--- AVAILABLE DATA ---
═══

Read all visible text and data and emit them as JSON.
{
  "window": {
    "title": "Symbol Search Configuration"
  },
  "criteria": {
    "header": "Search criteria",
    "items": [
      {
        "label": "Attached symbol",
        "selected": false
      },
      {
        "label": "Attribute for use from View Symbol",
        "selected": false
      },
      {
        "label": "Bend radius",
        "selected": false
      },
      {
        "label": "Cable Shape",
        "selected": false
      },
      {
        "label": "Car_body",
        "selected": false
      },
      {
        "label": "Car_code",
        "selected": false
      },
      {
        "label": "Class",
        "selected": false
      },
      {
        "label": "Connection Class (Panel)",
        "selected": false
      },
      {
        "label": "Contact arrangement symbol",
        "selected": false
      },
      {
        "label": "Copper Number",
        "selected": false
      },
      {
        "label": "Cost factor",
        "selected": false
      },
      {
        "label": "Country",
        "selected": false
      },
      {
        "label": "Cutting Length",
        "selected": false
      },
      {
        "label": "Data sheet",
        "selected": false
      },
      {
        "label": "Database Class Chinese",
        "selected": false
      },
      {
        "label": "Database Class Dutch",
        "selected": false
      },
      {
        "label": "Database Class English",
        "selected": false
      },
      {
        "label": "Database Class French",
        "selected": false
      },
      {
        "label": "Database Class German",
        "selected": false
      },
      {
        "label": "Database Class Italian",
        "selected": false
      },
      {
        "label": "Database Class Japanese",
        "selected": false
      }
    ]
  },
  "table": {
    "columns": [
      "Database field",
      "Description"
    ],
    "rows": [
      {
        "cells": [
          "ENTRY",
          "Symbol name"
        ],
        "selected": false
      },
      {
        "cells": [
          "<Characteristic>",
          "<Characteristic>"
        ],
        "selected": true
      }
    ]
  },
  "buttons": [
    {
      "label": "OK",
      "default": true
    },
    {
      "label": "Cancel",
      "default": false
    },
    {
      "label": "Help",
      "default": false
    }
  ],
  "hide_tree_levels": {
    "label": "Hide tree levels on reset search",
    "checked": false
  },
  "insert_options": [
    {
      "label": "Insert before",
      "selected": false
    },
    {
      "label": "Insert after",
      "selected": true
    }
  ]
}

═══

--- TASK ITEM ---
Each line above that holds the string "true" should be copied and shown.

--- EXERCISE RESULT ---
        "selected": true
      "default": true
      "selected": true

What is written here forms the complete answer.